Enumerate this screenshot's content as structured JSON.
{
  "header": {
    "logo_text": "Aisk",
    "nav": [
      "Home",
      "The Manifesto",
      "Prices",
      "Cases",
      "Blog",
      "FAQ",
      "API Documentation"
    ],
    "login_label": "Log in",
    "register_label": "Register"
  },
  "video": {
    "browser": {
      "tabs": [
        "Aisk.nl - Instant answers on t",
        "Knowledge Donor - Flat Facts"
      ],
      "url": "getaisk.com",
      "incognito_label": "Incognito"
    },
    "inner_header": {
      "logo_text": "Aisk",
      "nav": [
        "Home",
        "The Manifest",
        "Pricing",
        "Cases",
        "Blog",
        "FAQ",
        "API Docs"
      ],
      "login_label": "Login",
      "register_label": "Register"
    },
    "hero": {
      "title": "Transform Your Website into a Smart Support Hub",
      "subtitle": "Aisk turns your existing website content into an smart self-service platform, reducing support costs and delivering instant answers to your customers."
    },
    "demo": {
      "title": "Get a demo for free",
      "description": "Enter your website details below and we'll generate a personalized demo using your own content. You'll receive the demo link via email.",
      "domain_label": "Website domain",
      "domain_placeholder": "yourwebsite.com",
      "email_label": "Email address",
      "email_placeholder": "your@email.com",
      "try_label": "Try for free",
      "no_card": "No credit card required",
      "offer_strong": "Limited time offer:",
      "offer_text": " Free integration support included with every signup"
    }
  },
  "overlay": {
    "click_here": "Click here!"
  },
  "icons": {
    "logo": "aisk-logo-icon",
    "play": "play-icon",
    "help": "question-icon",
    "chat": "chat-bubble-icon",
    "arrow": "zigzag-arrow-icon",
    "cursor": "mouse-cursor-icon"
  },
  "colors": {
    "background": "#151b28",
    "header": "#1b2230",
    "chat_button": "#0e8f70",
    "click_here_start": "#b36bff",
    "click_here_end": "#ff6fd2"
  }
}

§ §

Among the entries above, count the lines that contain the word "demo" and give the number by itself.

3